Dalian and Singapore iron-ore futures edged up on Thursday, after miner BHP Group flagged a continuing production weakness, but gains were capped by Covid-19 concerns and steel production controls in top steel producer China.
The most-traded September iron ore on China's Dalian Commodity Exchange rose 1.6% to 916 yuan ($142.51) a tonne, after two days of losses.
On the Singapore Exchange, the steelmaking ingredient's most-active June contract was up 0.6% at $152.40 a tonne by 03:05 GMT.
BHP, the world's largest listed miner, fell short of estimates for iron ore production for the March quarter, as a pandemic-related labour crunch weighed on its efforts to boost production in Australia's Pilbara region.

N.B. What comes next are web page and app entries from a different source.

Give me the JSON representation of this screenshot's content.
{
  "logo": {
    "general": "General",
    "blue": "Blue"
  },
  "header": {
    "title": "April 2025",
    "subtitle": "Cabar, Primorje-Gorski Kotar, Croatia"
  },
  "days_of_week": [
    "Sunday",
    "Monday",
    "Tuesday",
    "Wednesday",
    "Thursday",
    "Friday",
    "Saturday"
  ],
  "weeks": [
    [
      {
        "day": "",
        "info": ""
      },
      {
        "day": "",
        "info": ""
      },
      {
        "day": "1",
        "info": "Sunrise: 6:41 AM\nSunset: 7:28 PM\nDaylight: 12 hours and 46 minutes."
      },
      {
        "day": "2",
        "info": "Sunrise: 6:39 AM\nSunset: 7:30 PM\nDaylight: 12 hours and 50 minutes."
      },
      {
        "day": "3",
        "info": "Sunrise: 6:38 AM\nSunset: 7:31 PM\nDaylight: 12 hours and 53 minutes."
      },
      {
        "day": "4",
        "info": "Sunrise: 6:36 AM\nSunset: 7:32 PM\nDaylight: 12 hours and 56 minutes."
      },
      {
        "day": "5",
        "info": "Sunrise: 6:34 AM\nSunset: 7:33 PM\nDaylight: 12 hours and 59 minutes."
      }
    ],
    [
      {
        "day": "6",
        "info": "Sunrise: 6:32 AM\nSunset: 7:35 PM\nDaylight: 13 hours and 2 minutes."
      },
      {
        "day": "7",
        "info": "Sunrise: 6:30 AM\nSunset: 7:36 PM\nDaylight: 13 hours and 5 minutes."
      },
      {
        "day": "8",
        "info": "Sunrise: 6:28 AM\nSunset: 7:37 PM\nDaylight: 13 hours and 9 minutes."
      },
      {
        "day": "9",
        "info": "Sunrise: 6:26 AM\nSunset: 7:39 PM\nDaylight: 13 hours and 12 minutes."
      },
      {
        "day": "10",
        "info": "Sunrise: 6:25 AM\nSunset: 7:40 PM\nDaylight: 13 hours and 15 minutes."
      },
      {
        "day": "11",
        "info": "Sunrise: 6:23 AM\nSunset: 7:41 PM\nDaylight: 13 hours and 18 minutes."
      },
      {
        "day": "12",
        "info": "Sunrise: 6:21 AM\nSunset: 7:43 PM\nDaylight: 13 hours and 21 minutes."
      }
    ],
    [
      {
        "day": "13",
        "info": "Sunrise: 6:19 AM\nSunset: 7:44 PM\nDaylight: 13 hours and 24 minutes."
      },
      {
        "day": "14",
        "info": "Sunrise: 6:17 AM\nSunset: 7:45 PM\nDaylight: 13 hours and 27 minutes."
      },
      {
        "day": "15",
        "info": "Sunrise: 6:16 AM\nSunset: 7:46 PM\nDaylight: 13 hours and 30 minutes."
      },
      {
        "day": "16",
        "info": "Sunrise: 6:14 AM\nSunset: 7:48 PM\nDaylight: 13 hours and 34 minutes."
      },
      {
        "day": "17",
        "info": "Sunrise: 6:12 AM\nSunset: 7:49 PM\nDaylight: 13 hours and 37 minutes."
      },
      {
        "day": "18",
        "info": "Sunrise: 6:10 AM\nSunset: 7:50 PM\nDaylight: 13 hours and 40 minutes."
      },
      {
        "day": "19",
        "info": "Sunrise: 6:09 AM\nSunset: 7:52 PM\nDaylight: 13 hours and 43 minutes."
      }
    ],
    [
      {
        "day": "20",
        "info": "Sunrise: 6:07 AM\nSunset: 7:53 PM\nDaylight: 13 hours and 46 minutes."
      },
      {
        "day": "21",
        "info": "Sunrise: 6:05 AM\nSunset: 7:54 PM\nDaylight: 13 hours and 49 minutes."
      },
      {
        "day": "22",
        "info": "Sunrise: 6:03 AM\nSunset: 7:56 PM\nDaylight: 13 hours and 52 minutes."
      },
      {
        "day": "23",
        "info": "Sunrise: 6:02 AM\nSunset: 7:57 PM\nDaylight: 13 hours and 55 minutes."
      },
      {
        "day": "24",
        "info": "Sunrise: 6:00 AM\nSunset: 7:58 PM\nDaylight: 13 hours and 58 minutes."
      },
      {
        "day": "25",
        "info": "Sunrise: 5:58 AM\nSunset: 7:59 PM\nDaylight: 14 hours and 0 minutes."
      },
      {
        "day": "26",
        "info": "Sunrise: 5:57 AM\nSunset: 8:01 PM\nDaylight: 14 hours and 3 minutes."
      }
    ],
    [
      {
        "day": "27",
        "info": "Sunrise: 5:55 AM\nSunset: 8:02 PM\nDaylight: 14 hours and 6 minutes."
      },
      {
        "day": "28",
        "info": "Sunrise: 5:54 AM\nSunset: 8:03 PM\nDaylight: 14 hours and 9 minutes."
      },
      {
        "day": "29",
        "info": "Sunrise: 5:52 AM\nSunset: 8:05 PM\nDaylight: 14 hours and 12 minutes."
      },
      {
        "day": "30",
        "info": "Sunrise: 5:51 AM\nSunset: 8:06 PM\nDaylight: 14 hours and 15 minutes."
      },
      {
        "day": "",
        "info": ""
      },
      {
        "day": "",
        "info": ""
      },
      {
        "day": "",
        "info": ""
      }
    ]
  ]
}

The miner also warned June-quarter production was expected to be impacted by lingering worker absenteeism, though it remained on track to meet fiscal 2022 costs and volume forecast.
That adds to supply concerns highlighted by the world's biggest iron ore producer Rio Tinto's lower-than-expected first-quarter shipments report, and Brazilian miner Vale SA's 6% drop in first-quarter iron ore output.
But the iron ore markets are, at the same time, faced with worries about demand prospects in China, where economic growth is slowing due to Covid-19 lockdowns and authorities have vowed to keep reducing steel output.
"The market was whipsawed by a confluence of factors, including weaker shipments in 1Q22 from major miners, while the demand outlook is overshadowed by China growth concerns and crude steel production controls," ING commodities strategists said in a note.
Steel production controls, however, supported prices on the Shanghai Futures Exchange, with construction steel rebar rising as much as 1.6%, hovering near a two-week high.
Hot-rolled coil added 0.3%, also trading near a two-week peak. But stainless steel slipped 0.3%.
Dalian coking coal climbed 1% and coke advanced 1.3% on tight supply concerns.